This advice-column-style blog for SLPs was authored by Pam Marshalla from 2006 to 2015, the archives of which can be explored here. Use the extensive keywords list found in the right-hand column (on mobile: at the bottom of the page) to browse specific topics, or use the search feature to locate specific words or phrases throughout the entire blog.
Q: Do you recommend therapy breaks for preschoolers with phonological delay? For example, summer off after the year of early childhood in a public school?
I have usually found that a break from therapy (especially in the summer) is a fruitful experience for kids. Most often they come back to therapy having made considerable progress on their own. It always seemed to me that all that sunshine, gross motor activity, and new experiences helped them move along. Plus, they are free to talk as much as they want without someone prodding them all the time.
Remember, we are not teaching the client phonemes. We are teaching them how to learn phonemes. We are teaching them how to pay attention to speech, how to discriminate one phoneme from another, and how to identify a well-produced phoneme. We are also teaching them how to get their jaw, lips and tongues to make appropriate and more mature movements patterns for speech. We do this within the context of working on phonemes.
When we do all that, the client carries over our work outside of the therapy room. Thus he will continue to learn new phonemes during the time off from therapy. My experience is that most of my clients come back with even better speech after a break. How do I know they have improved? I test their speech (do a sample or a formal test) both before and after the break.
In 30 years of therapy, I never saw a client regress except under the following conditions:
- The client had a medical problem or trauma during the break (e.g., ear infection, newly diagnosed medical condition, mouth injury)
- The client had a neuromuscular disorder that was not handled well during the break (e.g., a client with severe cerebral palsy who was in the care of less experienced handlers during the summer)
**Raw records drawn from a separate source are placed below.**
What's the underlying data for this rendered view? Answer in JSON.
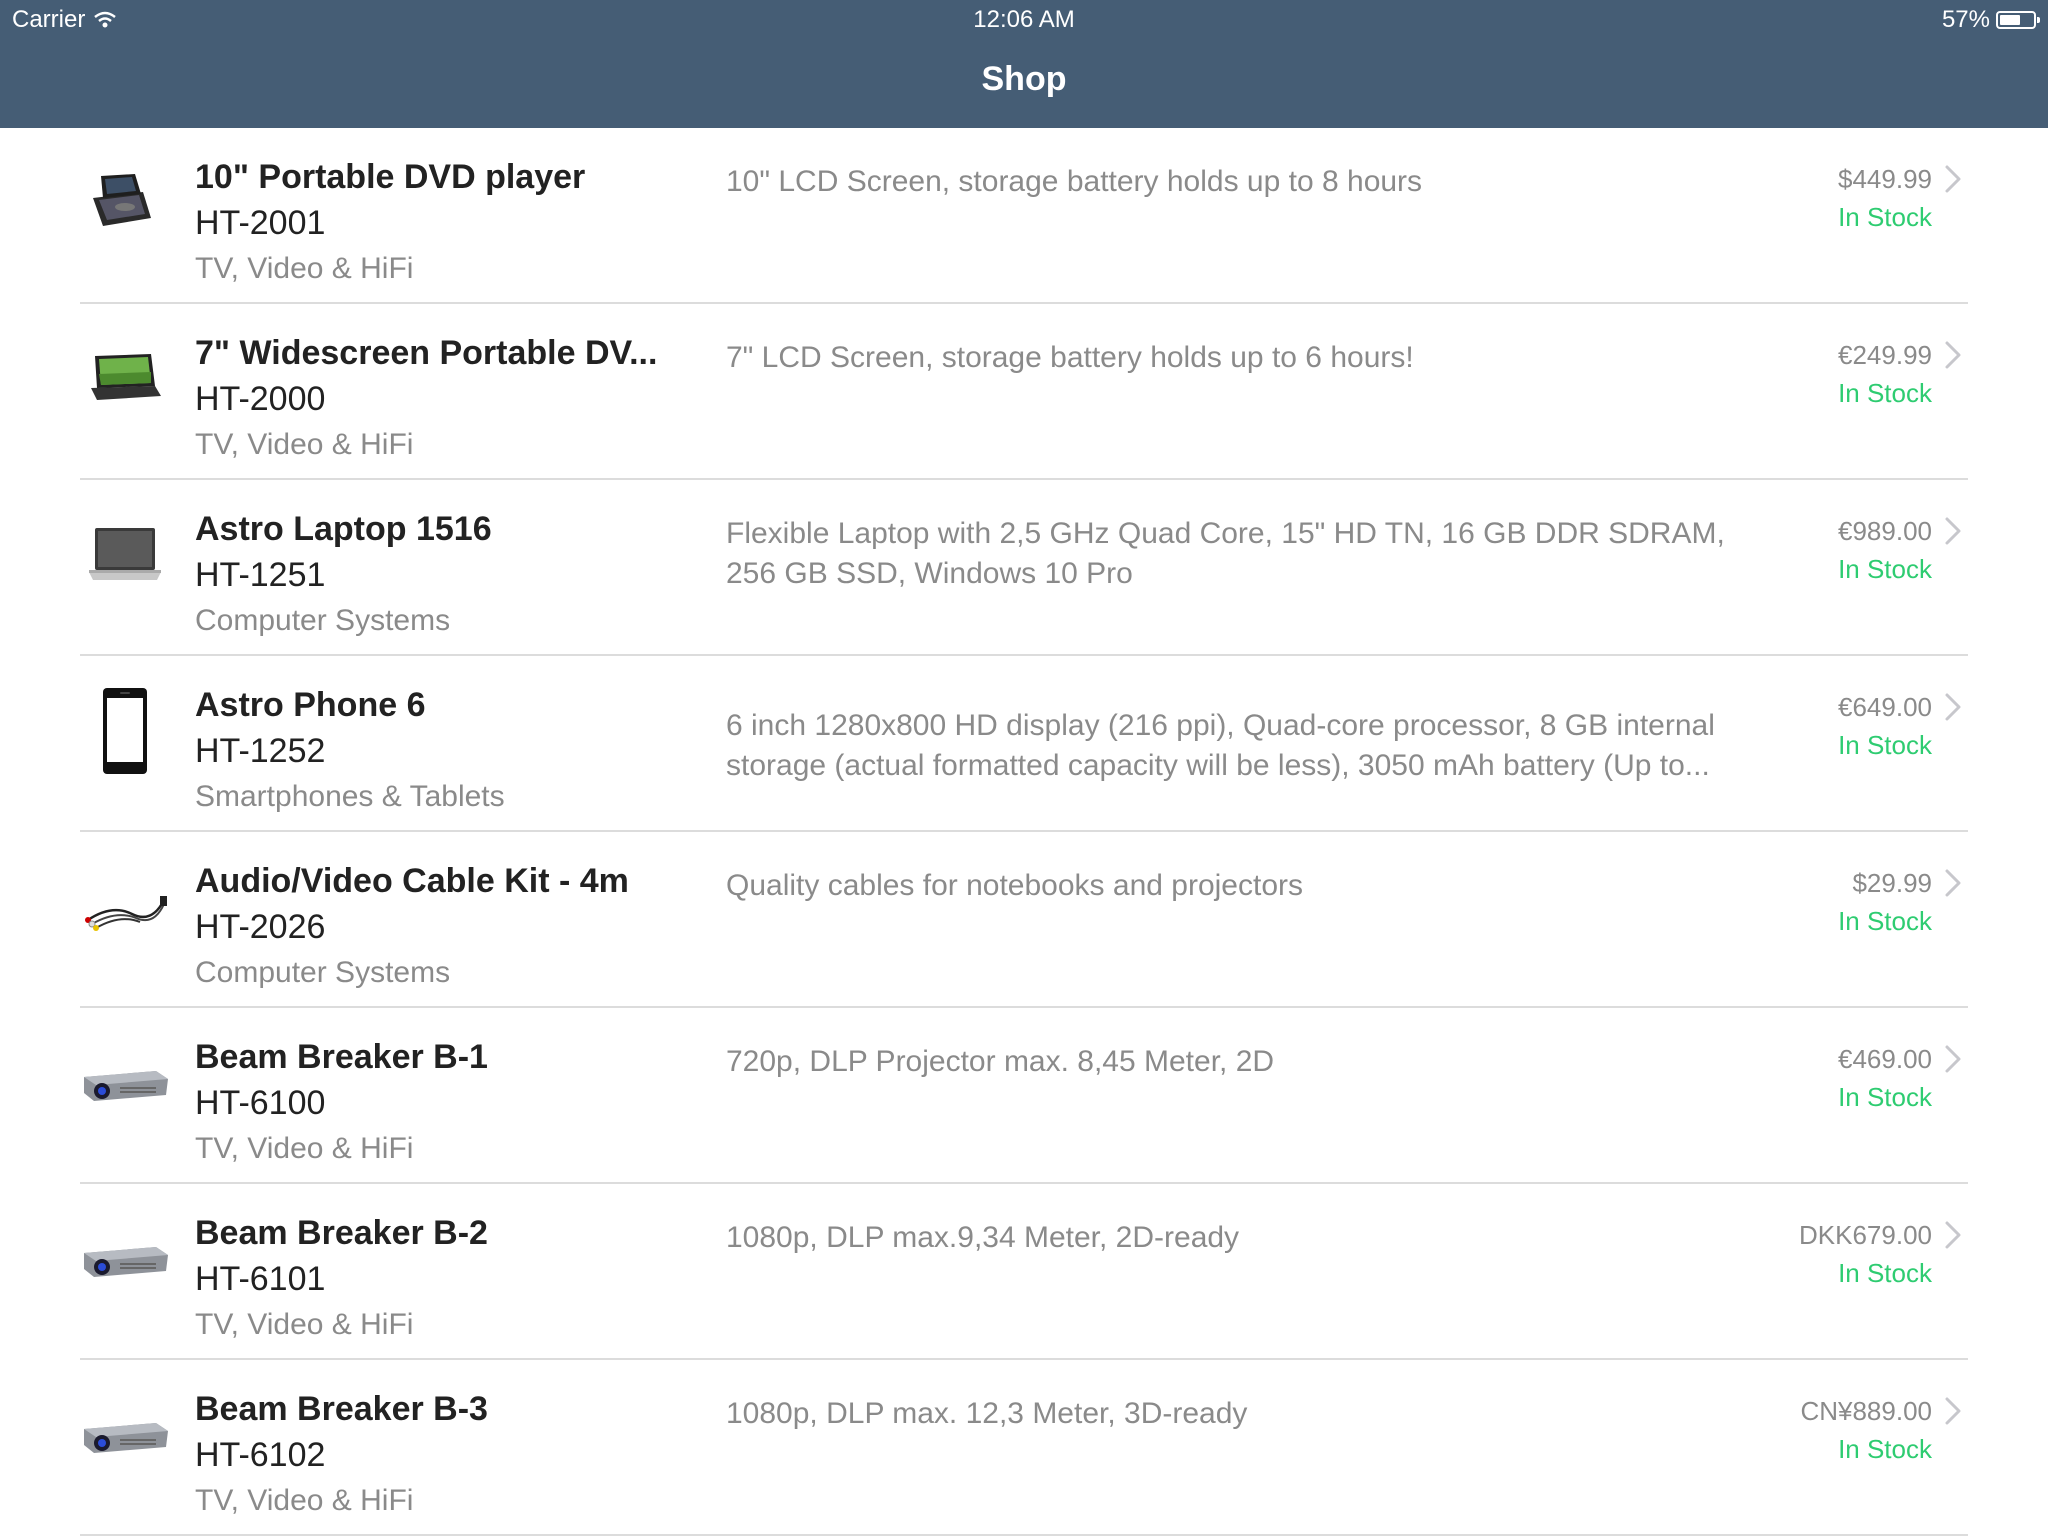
{
  "status_bar": {
    "carrier": "Carrier",
    "time": "12:06 AM",
    "battery": "57%"
  },
  "navbar": {
    "title": "Shop"
  },
  "colors": {
    "navbar": "#455d75",
    "in_stock": "#2ecc71",
    "secondary_text": "#8a8a8a"
  },
  "products": [
    {
      "name": "10\" Portable DVD player",
      "sku": "HT-2001",
      "category": "TV, Video & HiFi",
      "description": "10\" LCD Screen, storage battery holds up to 8 hours",
      "price": "$449.99",
      "stock": "In Stock",
      "thumb_icon": "portable-dvd-player-icon"
    },
    {
      "name": "7\" Widescreen Portable DV...",
      "sku": "HT-2000",
      "category": "TV, Video & HiFi",
      "description": "7\" LCD Screen, storage battery holds up to 6 hours!",
      "price": "€249.99",
      "stock": "In Stock",
      "thumb_icon": "widescreen-dvd-player-icon"
    },
    {
      "name": "Astro Laptop 1516",
      "sku": "HT-1251",
      "category": "Computer Systems",
      "description": "Flexible Laptop with 2,5 GHz Quad Core, 15\" HD TN, 16 GB DDR SDRAM, 256 GB SSD, Windows 10 Pro",
      "price": "€989.00",
      "stock": "In Stock",
      "thumb_icon": "laptop-icon"
    },
    {
      "name": "Astro Phone 6",
      "sku": "HT-1252",
      "category": "Smartphones & Tablets",
      "description": "6 inch 1280x800 HD display (216 ppi), Quad-core processor, 8 GB internal storage (actual formatted capacity will be less), 3050 mAh battery (Up to...",
      "price": "€649.00",
      "stock": "In Stock",
      "thumb_icon": "smartphone-icon"
    },
    {
      "name": "Audio/Video Cable Kit - 4m",
      "sku": "HT-2026",
      "category": "Computer Systems",
      "description": "Quality cables for notebooks and projectors",
      "price": "$29.99",
      "stock": "In Stock",
      "thumb_icon": "cable-kit-icon"
    },
    {
      "name": "Beam Breaker B-1",
      "sku": "HT-6100",
      "category": "TV, Video & HiFi",
      "description": "720p, DLP Projector max. 8,45 Meter, 2D",
      "price": "€469.00",
      "stock": "In Stock",
      "thumb_icon": "projector-icon"
    },
    {
      "name": "Beam Breaker B-2",
      "sku": "HT-6101",
      "category": "TV, Video & HiFi",
      "description": "1080p, DLP max.9,34 Meter, 2D-ready",
      "price": "DKK679.00",
      "stock": "In Stock",
      "thumb_icon": "projector-icon"
    },
    {
      "name": "Beam Breaker B-3",
      "sku": "HT-6102",
      "category": "TV, Video & HiFi",
      "description": "1080p, DLP max. 12,3 Meter, 3D-ready",
      "price": "CN¥889.00",
      "stock": "In Stock",
      "thumb_icon": "projector-icon"
    }
  ]
}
- The client had a degenerative disease that caused loss of skill over time